+++ Provided records
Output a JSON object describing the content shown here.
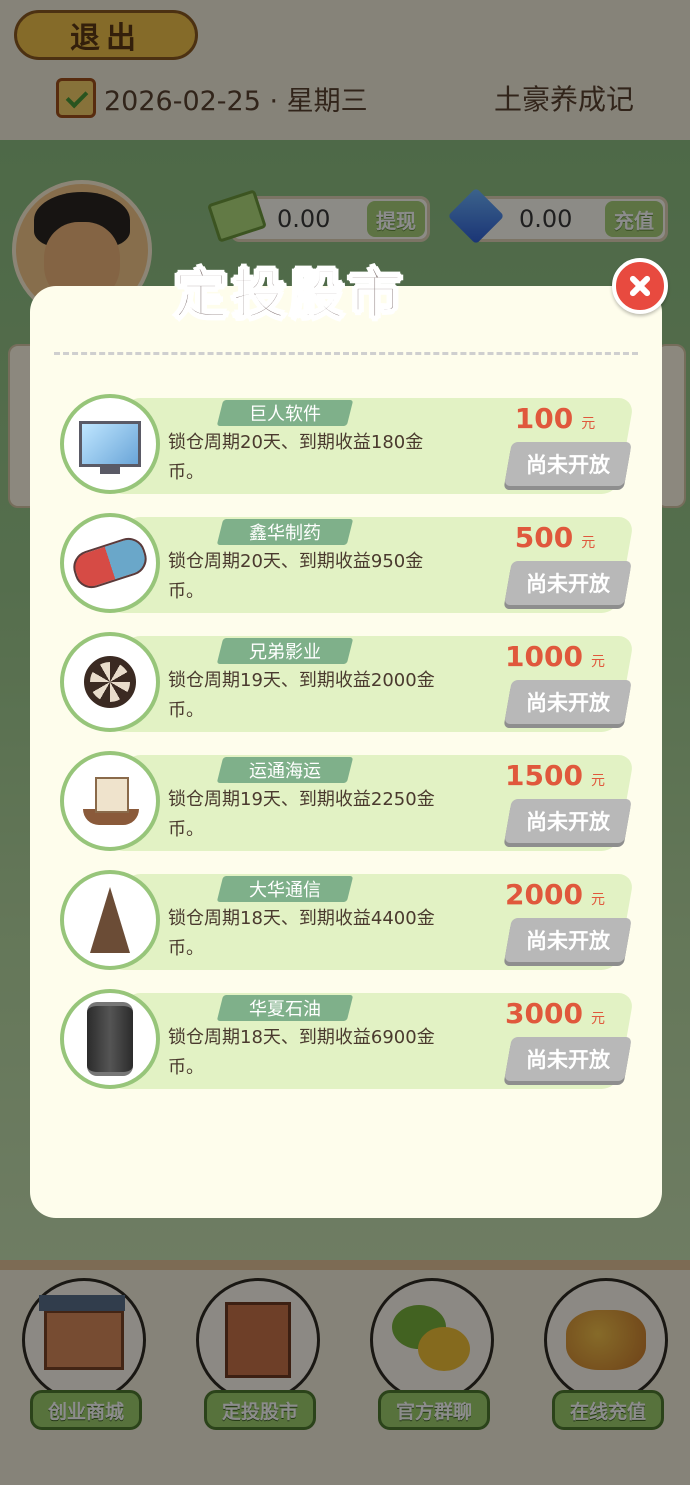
{
  "header": {
    "exit_label": "退出",
    "date": "2026-02-25 · 星期三",
    "app_name": "土豪养成记"
  },
  "wallet": {
    "cash_value": "0.00",
    "cash_button": "提现",
    "gem_value": "0.00",
    "gem_button": "充值"
  },
  "modal": {
    "title": "定投股市",
    "items": [
      {
        "name": "巨人软件",
        "desc": "锁仓周期20天、到期收益180金币。",
        "price": "100",
        "unit": "元",
        "status": "尚未开放",
        "icon": "monitor-icon"
      },
      {
        "name": "鑫华制药",
        "desc": "锁仓周期20天、到期收益950金币。",
        "price": "500",
        "unit": "元",
        "status": "尚未开放",
        "icon": "pill-icon"
      },
      {
        "name": "兄弟影业",
        "desc": "锁仓周期19天、到期收益2000金币。",
        "price": "1000",
        "unit": "元",
        "status": "尚未开放",
        "icon": "film-reel-icon"
      },
      {
        "name": "运通海运",
        "desc": "锁仓周期19天、到期收益2250金币。",
        "price": "1500",
        "unit": "元",
        "status": "尚未开放",
        "icon": "ship-icon"
      },
      {
        "name": "大华通信",
        "desc": "锁仓周期18天、到期收益4400金币。",
        "price": "2000",
        "unit": "元",
        "status": "尚未开放",
        "icon": "signal-tower-icon"
      },
      {
        "name": "华夏石油",
        "desc": "锁仓周期18天、到期收益6900金币。",
        "price": "3000",
        "unit": "元",
        "status": "尚未开放",
        "icon": "oil-barrel-icon"
      }
    ]
  },
  "nav": {
    "items": [
      {
        "label": "创业商城",
        "icon": "shop-icon"
      },
      {
        "label": "定投股市",
        "icon": "stock-building-icon"
      },
      {
        "label": "官方群聊",
        "icon": "chat-icon"
      },
      {
        "label": "在线充值",
        "icon": "coins-icon"
      }
    ]
  },
  "colors": {
    "price": "#e0583c",
    "card_bg": "#e2f2c4",
    "name_tag": "#7fb08a",
    "disabled_button": "#b8b8b8",
    "close_button": "#e84a3f"
  }
}
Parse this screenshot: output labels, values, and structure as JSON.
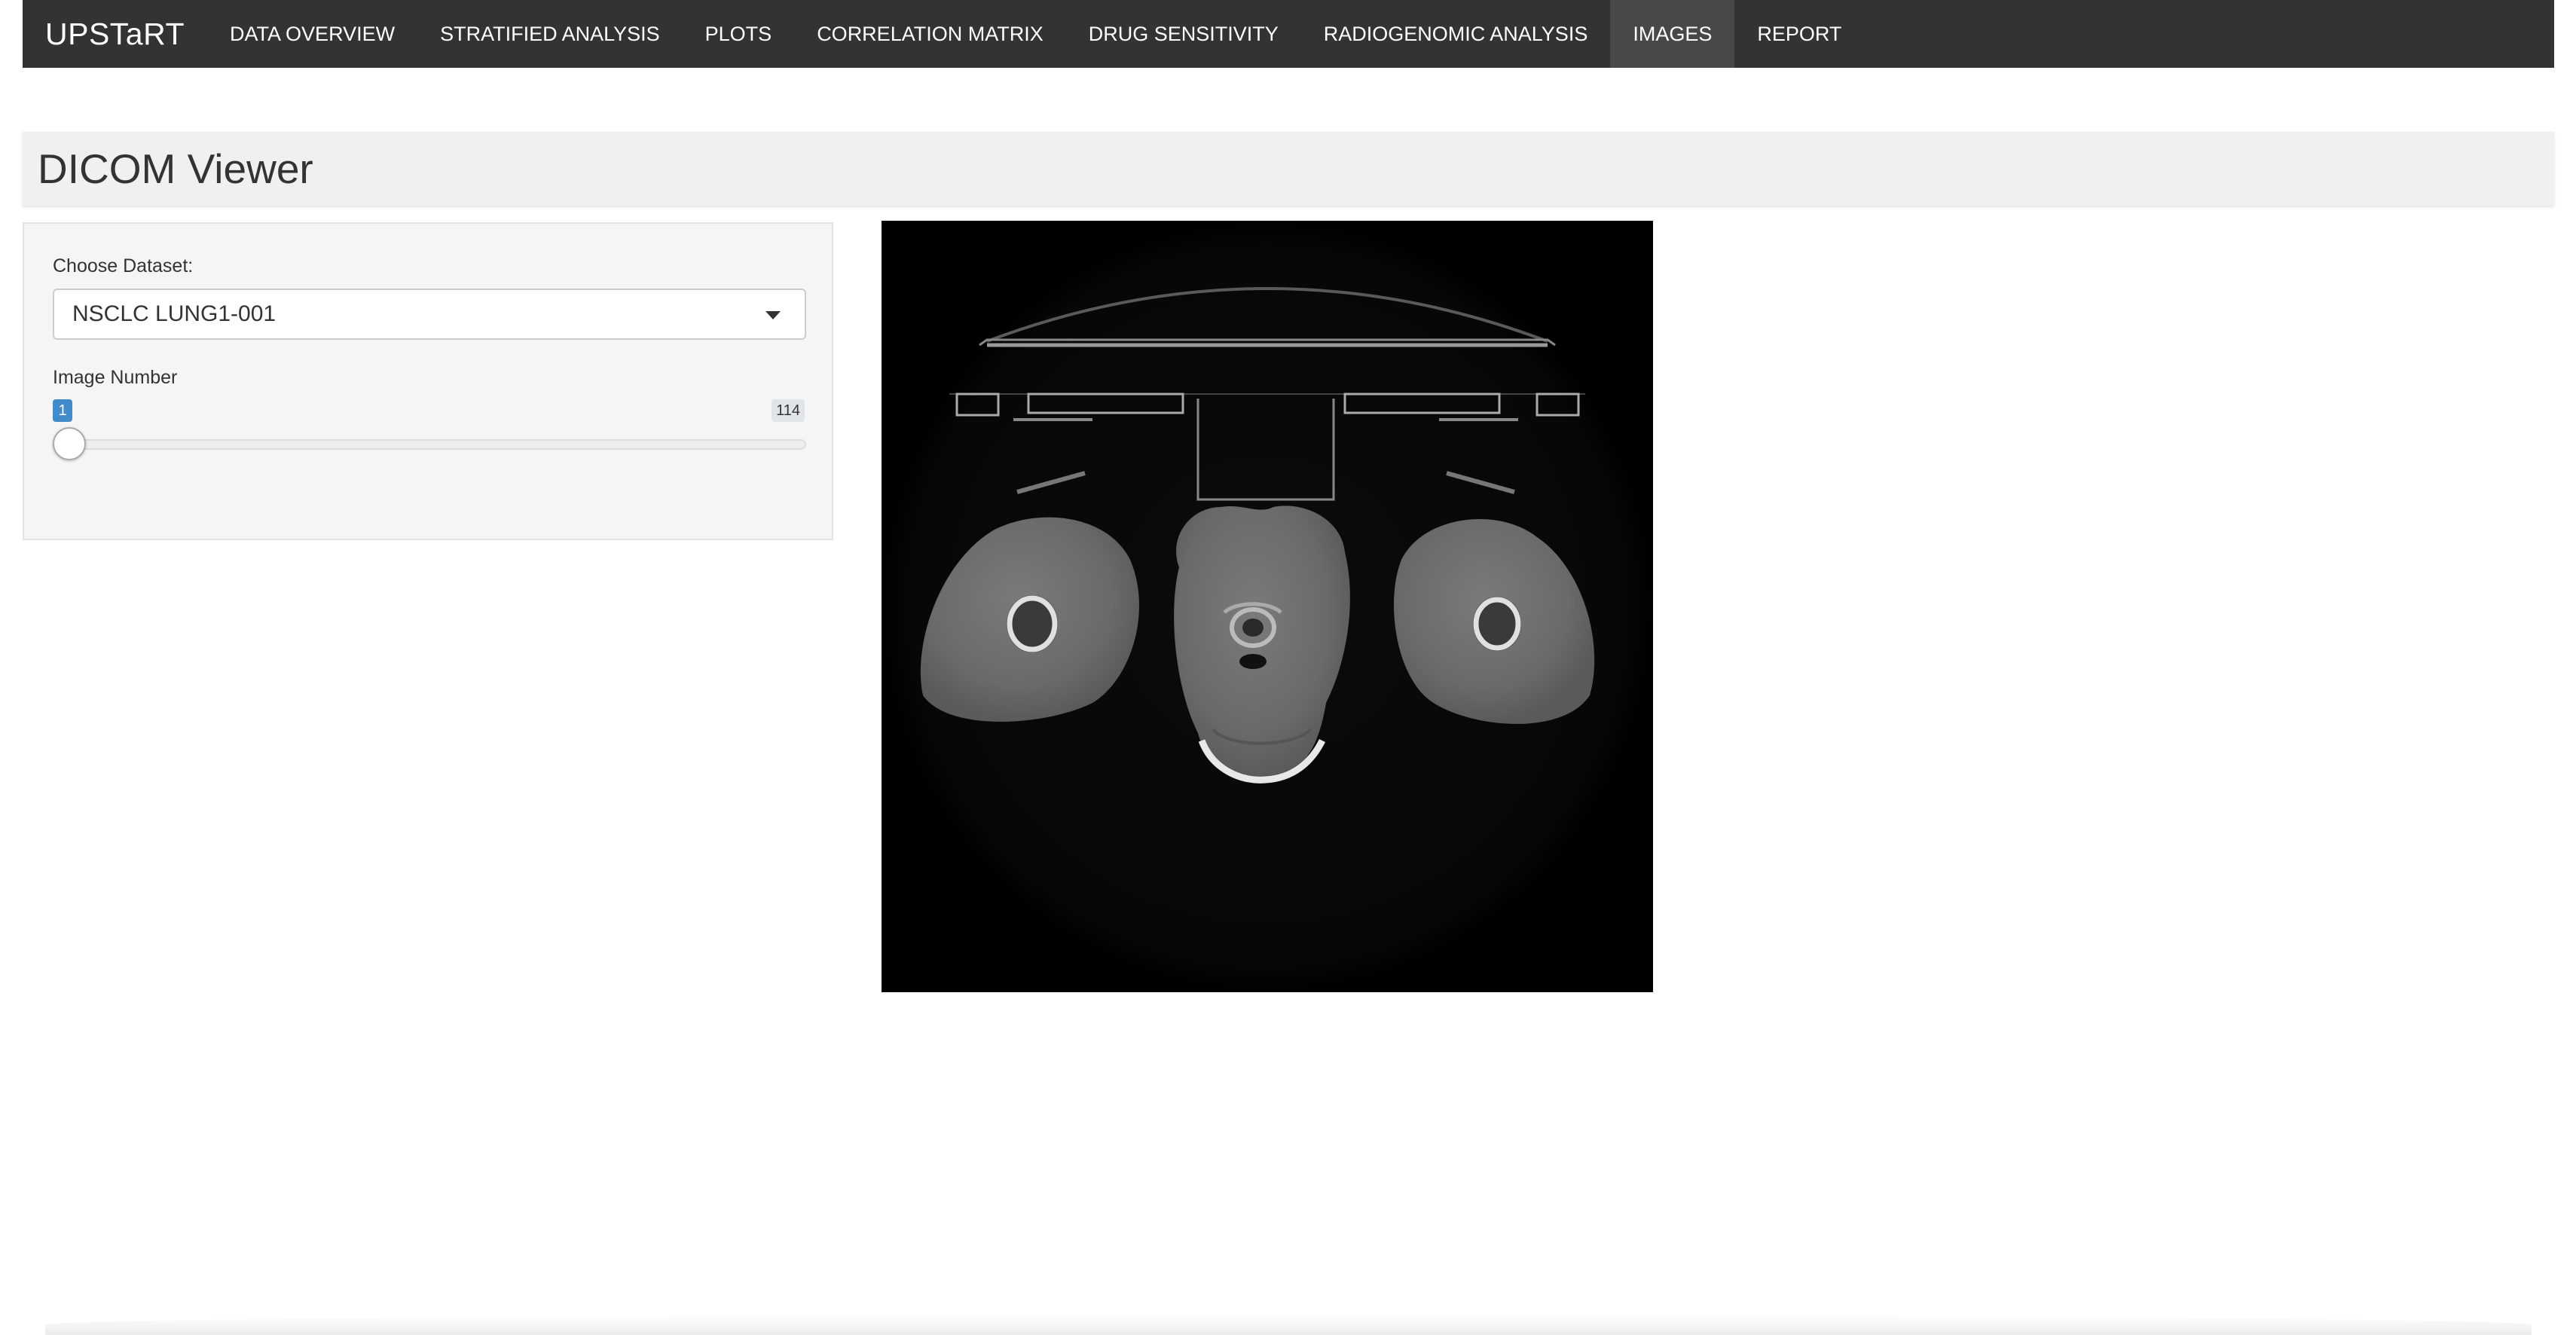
{
  "app": {
    "brand": "UPSTaRT"
  },
  "nav": {
    "tabs": [
      {
        "label": "DATA OVERVIEW"
      },
      {
        "label": "STRATIFIED ANALYSIS"
      },
      {
        "label": "PLOTS"
      },
      {
        "label": "CORRELATION MATRIX"
      },
      {
        "label": "DRUG SENSITIVITY"
      },
      {
        "label": "RADIOGENOMIC ANALYSIS"
      },
      {
        "label": "IMAGES"
      },
      {
        "label": "REPORT"
      }
    ],
    "active_tab": "IMAGES"
  },
  "page": {
    "title": "DICOM Viewer"
  },
  "sidebar": {
    "dataset_label": "Choose Dataset:",
    "dataset_value": "NSCLC LUNG1-001",
    "slider_label": "Image Number",
    "slider_min": "1",
    "slider_max": "114",
    "slider_value": "1"
  },
  "viewer": {
    "image_icon": "ct-scan-image"
  },
  "colors": {
    "navbar_bg": "#333333",
    "navbar_active": "#484848",
    "slider_accent": "#428bca"
  }
}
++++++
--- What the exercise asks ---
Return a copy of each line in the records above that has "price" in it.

--- Solved problem ---
        "price": "100",
        "price": "500",
        "price": "1000",
        "price": "1500",
        "price": "2000",
        "price": "3000",
    "price": "#e0583c",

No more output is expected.